West Midlands Police have reported that bike crime is down by 50 per cent in Birmingham city centre on last year, due to a revolutionary tactic used by the force.
The unit is designed to be deployed in high crime-rate areas and can be left unattended until a theft occurs. The tracking panel can be configured to alert numerous police officers as soon as the pushbike moves outside of the area in which it is deployed.
Officers can track the bike live via a tracking console to the destination point. The bike also emits a continuous short-range radio frequency that allows the stolen cycle to be located within centimetres as soon as the officer arrives at the destination point.
The bike tracker is part of a ‘sting operations kit’ supplied by tracking technology specialist, RedWeb Technologies.
A police spokesperson in Birmingham said: “We have suffered from 300 offences of theft of pedal cycles in the last twelve months. We decided to purchase RedWeb’s bike seat and have deployed a decoy cycle on four occasions.
“On one occasion, we live-tracked an offender who rode a mile out of the city and loaded it onto a van with two other stolen bikes on board. One of the bikes was worth £1,000 and was returned to the owner. The offender is responsible for 60 offences in the city centre alone and 100 at local universities.”

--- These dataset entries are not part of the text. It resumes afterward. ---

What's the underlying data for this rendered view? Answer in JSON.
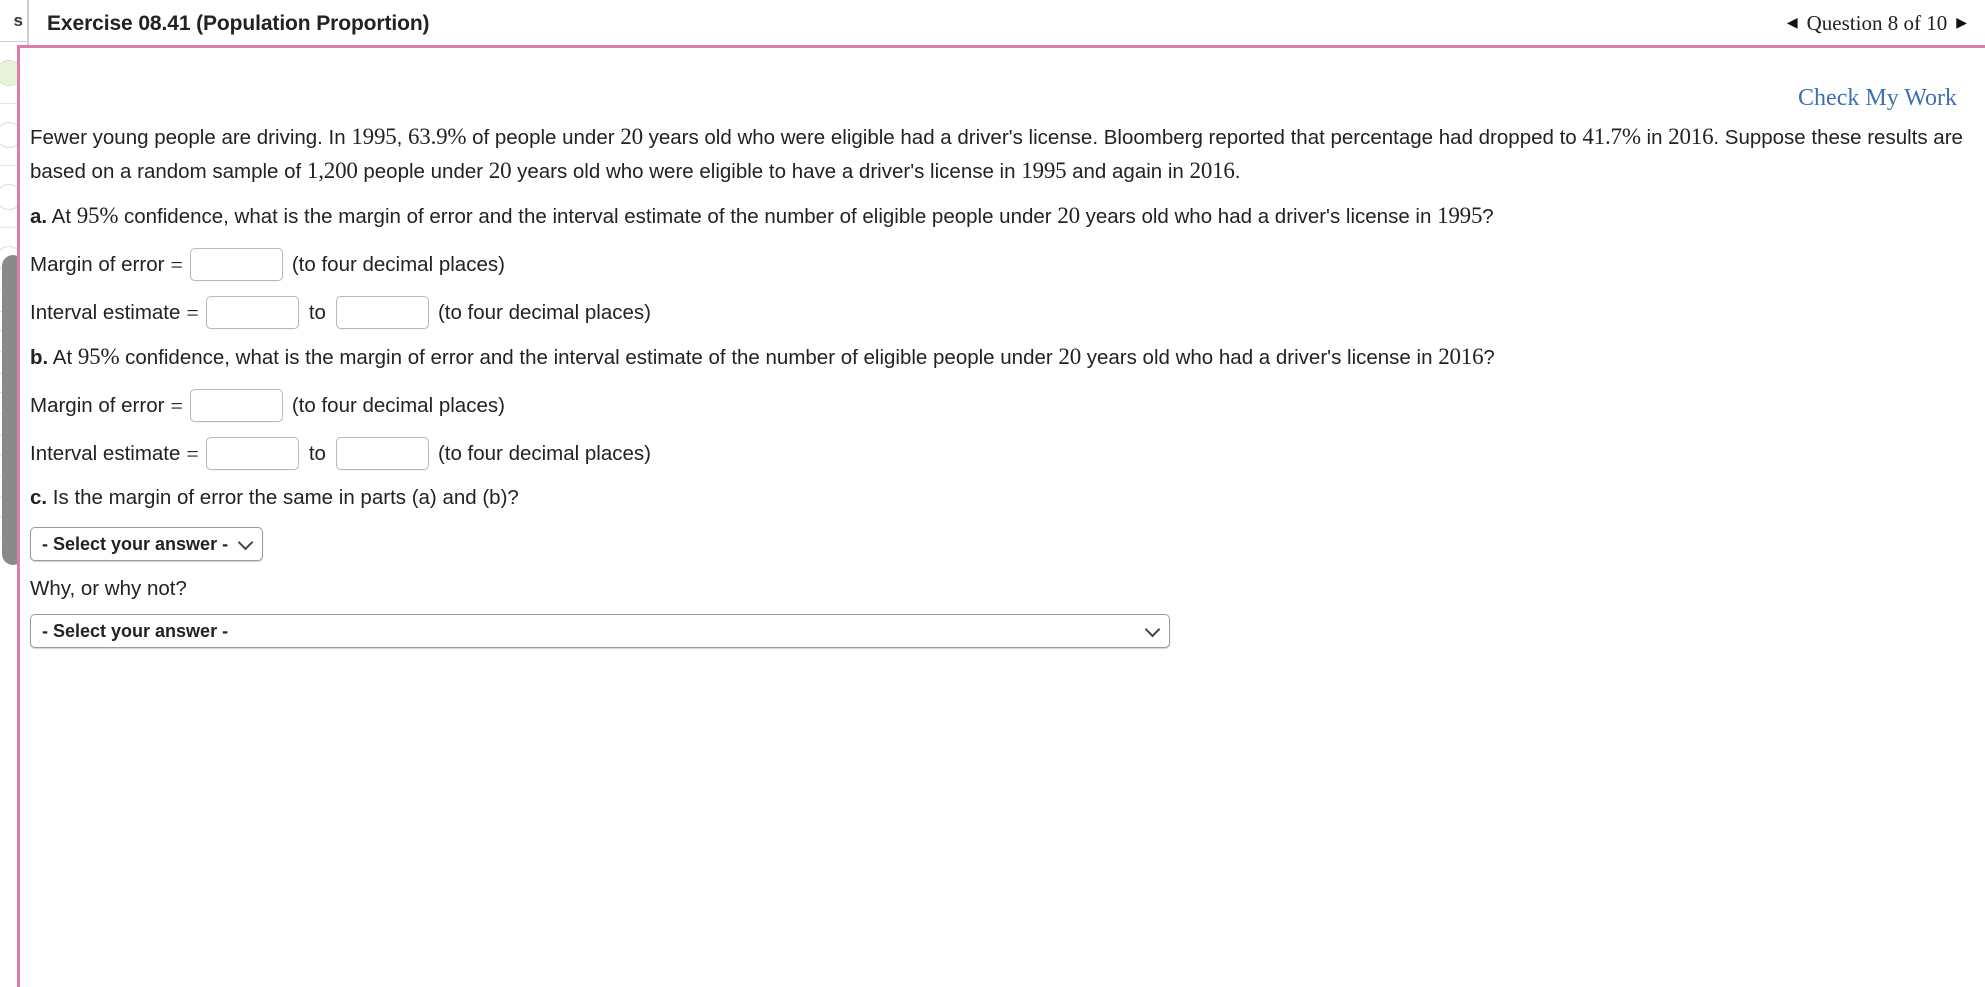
{
  "rail": {
    "partial_label": "s"
  },
  "header": {
    "title": "Exercise 08.41 (Population Proportion)",
    "prev_icon": "◀",
    "next_icon": "▶",
    "question_nav": "Question 8 of 10"
  },
  "check_my_work": "Check My Work",
  "question": {
    "stem": {
      "t1": "Fewer young people are driving. In ",
      "m1": "1995",
      "t2": ", ",
      "m2": "63.9%",
      "t3": " of people under ",
      "m3": "20",
      "t4": " years old who were eligible had a driver's license. Bloomberg reported that percentage had dropped to ",
      "m4": "41.7%",
      "t5": " in ",
      "m5": "2016",
      "t6": ". Suppose these results are based on a random sample of ",
      "m6": "1,200",
      "t7": " people under ",
      "m7": "20",
      "t8": " years old who were eligible to have a driver's license in ",
      "m8": "1995",
      "t9": " and again in ",
      "m9": "2016",
      "t10": "."
    },
    "part_a": {
      "marker": "a.",
      "t1": " At ",
      "m1": "95%",
      "t2": " confidence, what is the margin of error and the interval estimate of the number of eligible people under ",
      "m2": "20",
      "t3": " years old who had a driver's license in ",
      "m3": "1995",
      "t4": "?"
    },
    "part_b": {
      "marker": "b.",
      "t1": " At ",
      "m1": "95%",
      "t2": " confidence, what is the margin of error and the interval estimate of the number of eligible people under ",
      "m2": "20",
      "t3": " years old who had a driver's license in ",
      "m3": "2016",
      "t4": "?"
    },
    "part_c": {
      "marker": "c.",
      "text": " Is the margin of error the same in parts (a) and (b)?"
    },
    "why_label": "Why, or why not?"
  },
  "fields": {
    "margin_label": "Margin of error",
    "interval_label": "Interval estimate",
    "equals": "=",
    "to": "to",
    "hint": "(to four decimal places)",
    "a_margin_value": "",
    "a_interval_low": "",
    "a_interval_high": "",
    "b_margin_value": "",
    "b_interval_low": "",
    "b_interval_high": "",
    "placeholder": ""
  },
  "selects": {
    "part_c_answer": "- Select your answer -",
    "why_answer": "- Select your answer -"
  },
  "colors": {
    "frame_pink": "#e07aa8",
    "link_blue": "#3f6fb5",
    "text": "#222222"
  }
}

The police spokesperson continued: “The offender is currently in prison on remand. The second theft was allowed to go to the handler. The bike was traced to a lock-up. A warrant was executed and the bike recovered along with hydroponics and suspected stolen motorbikes. One tracker has reduced the crime in the city centre by 50 per cent so far.”
For more information on bike trackers, click here